_Data about app and page elements_
- - -

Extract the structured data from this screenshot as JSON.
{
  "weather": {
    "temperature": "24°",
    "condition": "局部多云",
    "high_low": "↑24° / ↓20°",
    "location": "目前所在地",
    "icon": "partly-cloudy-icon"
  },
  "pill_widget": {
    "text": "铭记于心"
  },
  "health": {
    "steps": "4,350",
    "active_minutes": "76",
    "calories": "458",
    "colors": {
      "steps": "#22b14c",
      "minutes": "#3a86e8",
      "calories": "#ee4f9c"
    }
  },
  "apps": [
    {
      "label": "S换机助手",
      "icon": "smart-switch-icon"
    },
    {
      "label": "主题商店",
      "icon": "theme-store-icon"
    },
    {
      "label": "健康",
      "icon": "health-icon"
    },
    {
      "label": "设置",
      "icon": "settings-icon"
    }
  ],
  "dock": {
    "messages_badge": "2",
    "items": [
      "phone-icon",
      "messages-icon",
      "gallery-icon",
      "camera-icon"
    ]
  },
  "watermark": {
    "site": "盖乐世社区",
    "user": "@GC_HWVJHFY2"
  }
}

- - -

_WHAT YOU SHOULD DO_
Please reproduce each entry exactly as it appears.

_PROBLEM SOLUTION_
Extract the structured data from this screenshot as JSON.
{
  "weather": {
    "temperature": "24°",
    "condition": "局部多云",
    "high_low": "↑24° / ↓20°",
    "location": "目前所在地",
    "icon": "partly-cloudy-icon"
  },
  "pill_widget": {
    "text": "铭记于心"
  },
  "health": {
    "steps": "4,350",
    "active_minutes": "76",
    "calories": "458",
    "colors": {
      "steps": "#22b14c",
      "minutes": "#3a86e8",
      "calories": "#ee4f9c"
    }
  },
  "apps": [
    {
      "label": "S换机助手",
      "icon": "smart-switch-icon"
    },
    {
      "label": "主题商店",
      "icon": "theme-store-icon"
    },
    {
      "label": "健康",
      "icon": "health-icon"
    },
    {
      "label": "设置",
      "icon": "settings-icon"
    }
  ],
  "dock": {
    "messages_badge": "2",
    "items": [
      "phone-icon",
      "messages-icon",
      "gallery-icon",
      "camera-icon"
    ]
  },
  "watermark": {
    "site": "盖乐世社区",
    "user": "@GC_HWVJHFY2"
  }
}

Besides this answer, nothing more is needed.